Chicago is typically known for deep dish pizza and the bean. But beyond the skyscrapers and more modern buildings, there is history and architecture that goes back to a different time. The windy city was founded around 1830 and has continued to flourish and grow ever since. Whether you’re a local, renting your first apartment, or visiting the Windy City for the first time, check out some of these top historical sites that are beautiful and almost frozen in time.
Fourth Presbyterian Church
The Fourth Presbyterian Church was built nearly a century ago and has welcomed over 8 million visitors since 1914. An ornate steeple accented by the thick stained-glass west window and delicate carvings of seven foot-tall angels, this church is the oldest building on the Magnificent Mile —a renowned section of Michigan Avenue. Fourth Presbyterian boasts French and English Gothic styles that are unlike the tall skyscrapers and modern buildings of Chicago.

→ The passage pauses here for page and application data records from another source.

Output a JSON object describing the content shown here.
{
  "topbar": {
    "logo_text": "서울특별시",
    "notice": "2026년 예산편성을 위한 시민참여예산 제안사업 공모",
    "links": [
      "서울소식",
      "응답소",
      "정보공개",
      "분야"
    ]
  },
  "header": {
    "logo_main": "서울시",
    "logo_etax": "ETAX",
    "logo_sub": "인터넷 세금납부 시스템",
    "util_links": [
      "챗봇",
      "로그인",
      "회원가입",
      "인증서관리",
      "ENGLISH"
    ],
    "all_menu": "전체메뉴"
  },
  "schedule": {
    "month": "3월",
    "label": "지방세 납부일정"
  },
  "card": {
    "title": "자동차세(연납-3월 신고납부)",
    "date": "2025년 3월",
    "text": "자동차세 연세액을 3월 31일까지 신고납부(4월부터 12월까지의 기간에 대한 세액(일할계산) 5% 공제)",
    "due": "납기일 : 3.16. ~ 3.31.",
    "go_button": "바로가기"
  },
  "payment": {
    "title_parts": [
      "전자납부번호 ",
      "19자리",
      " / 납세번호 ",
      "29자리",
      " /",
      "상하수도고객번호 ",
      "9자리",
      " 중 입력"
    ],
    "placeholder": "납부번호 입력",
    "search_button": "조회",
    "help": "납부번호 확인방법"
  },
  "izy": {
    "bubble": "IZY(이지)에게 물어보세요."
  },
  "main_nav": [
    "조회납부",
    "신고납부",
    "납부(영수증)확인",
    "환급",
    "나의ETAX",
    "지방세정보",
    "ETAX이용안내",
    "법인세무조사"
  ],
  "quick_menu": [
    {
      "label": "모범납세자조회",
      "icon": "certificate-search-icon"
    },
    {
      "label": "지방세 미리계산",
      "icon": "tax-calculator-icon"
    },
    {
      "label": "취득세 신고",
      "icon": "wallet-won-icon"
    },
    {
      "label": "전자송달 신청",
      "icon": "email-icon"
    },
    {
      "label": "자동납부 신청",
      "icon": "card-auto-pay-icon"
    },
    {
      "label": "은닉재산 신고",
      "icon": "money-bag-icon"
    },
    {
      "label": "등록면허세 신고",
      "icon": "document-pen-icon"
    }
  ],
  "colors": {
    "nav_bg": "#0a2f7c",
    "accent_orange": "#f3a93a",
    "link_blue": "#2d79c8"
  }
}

Picasso Sculpture at the Daley Plaza
This three-dimensional sculpture was gifted to the Daley Center in 1967 from Pablo Picasso himself. It stands 50 feet tall, weighs 162 tons and is constructed of self-weathering steel to give it a natural rust. It’s an artistic extension of the government building that also works as an outdoor space for various public activities. It’s rumored by Picasso’s family that the sculpture was inspired by a young women whom Picasso was infatuated with.
First opened in 1914, Wrigley Field is a sentimental site for baseball fans of all ages. Feel the vibe of the “good ole’ days” with a manual scoreboard and ivy-covered brick walls. Even if you don’t have time to watch a game, you can schedule a tour of more than 90 years of baseball history. If you are able to catch a game, be sure to grab a hot-dog, a beer ,and some friends to join you for a day at Wrigley Field!
Chicago Water Tower
The Chicago Water Tower was built in 1869 and survived the great fire of 1871. The main tower is 154 feet high and features several smaller towers surrounding the main attraction. Although it is no longer functioning, it was chosen by the American Water Works Association as the first American Water Landmark in the US.
Sitting right between Lake Michigan and the towering skyscrapers of downtown, sits Grant Park. It has been the city’s most popular playground for well over 150 years and features various monuments, gardens, and walking paths. Known as “Chicago’s front yard” and stretching over 319 acres, it’s a history lesson mixed with a beautiful stroll in the park.
Chicago Board of Trade Building
An important and recognized Chicago landmark, the Chicago Board of Trade Building was established in 1885 as a center for agricultural market trade. It was one of the first buildings to experience electric lighting and was ultimately redesigned in 1930 in an art-deco style. The CBOT regularly hosts architectural tours to the public, so you can catch a glimpse of this amazing design work.
Take a walk down memory lane and bask in the history that Chicago has to offer. Of course, there are plenty of other sites that have a rich past. But this is a great place to start to learn a bit more about this beautiful city!